"I feel like my responsibility is to literally dive into each individual situation, talk to as many smart people about that situation as I can, pray about it and make a decision at that point in time," Haslam added. "Again, it hasn't happened yet but there are quite a few coming."

The state changed its drug protocol for lethal injections and plans to execute 10 inmates over the next two years, officials said earlier this year. An 11th condemned murderer who had been scheduled to die this week recently was granted post-conviction relief.

During his 2010 campaign for governor, Haslam said in a debate that "if a jury of peers convicts someone with the death penalty, I support that."

Haslam was joined onstage at the Q Ideas event by Nashville Mayor Karl Dean, a Democrat who was elected in a nonpartisan election, for the segment dubbed "Red States, Blue Cities."

Other topics included the role of churches in public life and where Republican Haslam and Democrat Dean have found common ground.

The governor noted that while Republican and Democratic "textbook" answers on what drives income inequality nationwide differ, he believes he and Dean agree that what "is crucial to solving that is the issue of public education."

Haslam said one side argues public education can't be fixed until poverty is addressed.

His own position, he said, is that "you're not going to fix poverty until you fix public education."

He added, "Mayor Dean has stuck his neck out on a number of occasions on issues around reform."

Dean has "taken some hits from his party on some issues," Haslam said, alluding to Democrats' criticism of the mayor over his support of public charter schools.

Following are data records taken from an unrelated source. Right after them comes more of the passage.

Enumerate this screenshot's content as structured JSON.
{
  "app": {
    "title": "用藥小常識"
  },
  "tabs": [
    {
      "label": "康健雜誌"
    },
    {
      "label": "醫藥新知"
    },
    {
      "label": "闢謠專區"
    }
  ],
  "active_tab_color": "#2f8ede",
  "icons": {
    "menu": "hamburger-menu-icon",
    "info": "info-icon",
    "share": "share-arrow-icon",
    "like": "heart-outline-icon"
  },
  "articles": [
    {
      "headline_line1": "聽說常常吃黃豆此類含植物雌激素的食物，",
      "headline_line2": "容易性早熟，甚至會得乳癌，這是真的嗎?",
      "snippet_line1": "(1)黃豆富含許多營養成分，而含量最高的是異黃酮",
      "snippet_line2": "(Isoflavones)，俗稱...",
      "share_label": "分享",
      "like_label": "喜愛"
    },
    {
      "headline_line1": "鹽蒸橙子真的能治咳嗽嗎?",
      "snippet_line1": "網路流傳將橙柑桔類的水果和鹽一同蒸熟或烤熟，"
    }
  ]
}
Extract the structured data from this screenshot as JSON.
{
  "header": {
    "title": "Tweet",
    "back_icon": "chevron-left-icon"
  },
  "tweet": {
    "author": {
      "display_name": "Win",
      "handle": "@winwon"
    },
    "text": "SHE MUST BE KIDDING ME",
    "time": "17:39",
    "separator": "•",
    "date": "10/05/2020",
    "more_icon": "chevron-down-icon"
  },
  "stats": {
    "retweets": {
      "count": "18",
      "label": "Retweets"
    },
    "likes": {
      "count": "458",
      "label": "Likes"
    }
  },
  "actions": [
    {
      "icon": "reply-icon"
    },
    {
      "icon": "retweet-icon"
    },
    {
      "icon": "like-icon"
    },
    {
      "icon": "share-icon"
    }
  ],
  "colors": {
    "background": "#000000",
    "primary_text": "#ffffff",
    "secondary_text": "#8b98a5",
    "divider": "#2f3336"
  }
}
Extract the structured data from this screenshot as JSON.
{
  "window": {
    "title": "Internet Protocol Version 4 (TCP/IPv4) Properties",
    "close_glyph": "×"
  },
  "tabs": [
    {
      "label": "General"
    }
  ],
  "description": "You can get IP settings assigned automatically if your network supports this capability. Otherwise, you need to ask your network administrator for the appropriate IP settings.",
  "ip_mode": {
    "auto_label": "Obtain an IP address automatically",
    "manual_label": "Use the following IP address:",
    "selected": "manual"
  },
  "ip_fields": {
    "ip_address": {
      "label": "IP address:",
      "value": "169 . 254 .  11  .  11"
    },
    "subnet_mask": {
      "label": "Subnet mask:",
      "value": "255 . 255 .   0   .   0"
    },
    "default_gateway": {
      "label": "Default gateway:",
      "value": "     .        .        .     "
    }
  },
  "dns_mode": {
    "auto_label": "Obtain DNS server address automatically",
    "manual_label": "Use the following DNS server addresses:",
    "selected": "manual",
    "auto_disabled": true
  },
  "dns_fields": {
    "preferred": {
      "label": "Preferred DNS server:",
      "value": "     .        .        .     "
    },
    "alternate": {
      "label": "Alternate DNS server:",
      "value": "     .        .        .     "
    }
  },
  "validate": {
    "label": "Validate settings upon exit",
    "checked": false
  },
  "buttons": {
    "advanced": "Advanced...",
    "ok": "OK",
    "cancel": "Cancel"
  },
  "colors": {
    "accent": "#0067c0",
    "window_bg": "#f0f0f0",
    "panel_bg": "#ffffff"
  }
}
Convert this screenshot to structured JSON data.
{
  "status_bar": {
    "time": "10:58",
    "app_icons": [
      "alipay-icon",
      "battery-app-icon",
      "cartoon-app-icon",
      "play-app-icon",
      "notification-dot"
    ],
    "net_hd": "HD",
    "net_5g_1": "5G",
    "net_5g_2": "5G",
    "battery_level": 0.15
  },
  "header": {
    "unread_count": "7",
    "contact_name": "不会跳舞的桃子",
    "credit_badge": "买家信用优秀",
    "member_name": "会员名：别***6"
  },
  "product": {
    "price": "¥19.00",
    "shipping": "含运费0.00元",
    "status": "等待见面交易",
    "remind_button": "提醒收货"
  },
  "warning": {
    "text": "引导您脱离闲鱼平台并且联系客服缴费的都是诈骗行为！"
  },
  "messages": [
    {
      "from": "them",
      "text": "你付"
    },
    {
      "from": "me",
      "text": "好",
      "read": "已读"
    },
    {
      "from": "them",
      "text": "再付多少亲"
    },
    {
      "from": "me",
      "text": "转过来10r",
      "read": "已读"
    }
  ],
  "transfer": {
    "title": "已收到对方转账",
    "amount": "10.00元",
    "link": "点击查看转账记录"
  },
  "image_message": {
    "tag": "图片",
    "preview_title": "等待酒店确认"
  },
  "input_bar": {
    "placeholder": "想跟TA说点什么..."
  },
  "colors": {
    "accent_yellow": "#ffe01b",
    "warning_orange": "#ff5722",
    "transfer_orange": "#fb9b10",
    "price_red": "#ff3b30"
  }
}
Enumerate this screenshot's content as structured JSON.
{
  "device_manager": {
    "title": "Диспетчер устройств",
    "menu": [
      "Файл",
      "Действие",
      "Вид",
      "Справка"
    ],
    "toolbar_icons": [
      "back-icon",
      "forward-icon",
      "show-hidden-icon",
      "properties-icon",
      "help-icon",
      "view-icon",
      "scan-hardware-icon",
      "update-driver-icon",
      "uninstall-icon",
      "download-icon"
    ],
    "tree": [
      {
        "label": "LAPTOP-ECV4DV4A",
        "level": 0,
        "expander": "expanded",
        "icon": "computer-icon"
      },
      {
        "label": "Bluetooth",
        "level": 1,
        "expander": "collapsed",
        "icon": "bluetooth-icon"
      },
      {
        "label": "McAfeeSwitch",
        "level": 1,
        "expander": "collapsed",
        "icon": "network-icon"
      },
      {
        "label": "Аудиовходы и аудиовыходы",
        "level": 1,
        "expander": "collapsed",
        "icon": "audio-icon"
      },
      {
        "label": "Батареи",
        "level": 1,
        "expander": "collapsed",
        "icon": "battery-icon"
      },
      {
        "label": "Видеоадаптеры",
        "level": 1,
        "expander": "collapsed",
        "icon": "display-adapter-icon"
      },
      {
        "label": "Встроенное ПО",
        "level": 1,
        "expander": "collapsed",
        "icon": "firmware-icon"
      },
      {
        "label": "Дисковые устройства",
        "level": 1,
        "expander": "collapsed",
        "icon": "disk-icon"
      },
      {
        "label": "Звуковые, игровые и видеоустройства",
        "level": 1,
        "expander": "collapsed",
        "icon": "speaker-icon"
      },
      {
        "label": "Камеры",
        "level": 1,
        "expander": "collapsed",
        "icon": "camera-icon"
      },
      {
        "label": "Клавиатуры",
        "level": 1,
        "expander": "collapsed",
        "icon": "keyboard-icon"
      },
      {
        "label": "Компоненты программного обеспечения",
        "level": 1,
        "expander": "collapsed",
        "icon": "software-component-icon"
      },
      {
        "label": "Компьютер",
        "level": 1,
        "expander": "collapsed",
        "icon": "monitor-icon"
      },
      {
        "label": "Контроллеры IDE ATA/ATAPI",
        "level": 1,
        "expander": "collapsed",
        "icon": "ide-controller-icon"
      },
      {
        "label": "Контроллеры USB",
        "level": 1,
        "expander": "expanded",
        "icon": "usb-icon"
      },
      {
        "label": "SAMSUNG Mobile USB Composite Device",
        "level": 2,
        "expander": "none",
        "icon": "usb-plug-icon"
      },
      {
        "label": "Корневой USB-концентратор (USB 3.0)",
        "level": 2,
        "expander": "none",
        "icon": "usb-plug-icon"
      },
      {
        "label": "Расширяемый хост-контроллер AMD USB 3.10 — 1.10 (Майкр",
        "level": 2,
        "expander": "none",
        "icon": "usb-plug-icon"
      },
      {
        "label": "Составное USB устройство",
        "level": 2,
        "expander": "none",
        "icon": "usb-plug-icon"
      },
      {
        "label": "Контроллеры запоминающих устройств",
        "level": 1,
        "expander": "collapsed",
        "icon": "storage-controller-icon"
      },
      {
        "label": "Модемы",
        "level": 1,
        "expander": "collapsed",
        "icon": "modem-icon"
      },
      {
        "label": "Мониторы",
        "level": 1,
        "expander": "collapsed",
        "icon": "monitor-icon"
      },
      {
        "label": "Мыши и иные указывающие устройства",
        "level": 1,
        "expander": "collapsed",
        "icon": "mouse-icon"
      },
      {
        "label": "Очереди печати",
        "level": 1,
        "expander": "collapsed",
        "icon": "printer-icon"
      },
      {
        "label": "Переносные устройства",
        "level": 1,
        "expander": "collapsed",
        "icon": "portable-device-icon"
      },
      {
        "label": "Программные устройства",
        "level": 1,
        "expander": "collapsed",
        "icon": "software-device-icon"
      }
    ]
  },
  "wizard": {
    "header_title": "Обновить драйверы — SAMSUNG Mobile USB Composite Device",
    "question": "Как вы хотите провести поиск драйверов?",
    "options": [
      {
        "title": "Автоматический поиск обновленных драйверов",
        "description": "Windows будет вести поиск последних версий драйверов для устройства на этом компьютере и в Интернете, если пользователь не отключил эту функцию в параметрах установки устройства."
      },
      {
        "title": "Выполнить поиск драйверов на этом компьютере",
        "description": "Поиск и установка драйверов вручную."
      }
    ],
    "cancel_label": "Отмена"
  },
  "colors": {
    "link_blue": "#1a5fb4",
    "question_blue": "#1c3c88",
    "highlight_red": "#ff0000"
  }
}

"I've taken some hits from my party on some issues," said Haslam, whose support of school vouchers has been lukewarm in comparison to that of many GOP state senators.

Dean returned the compliment, saying Haslam has "put together a wonderful Department of Education."

Minority Democrats in the Legislature -- as well as some Republicans -- have been increasingly critical of state Education Commissioner Kevin Huffman.

Contact staff writer Andy Sher at or 615-255-0550.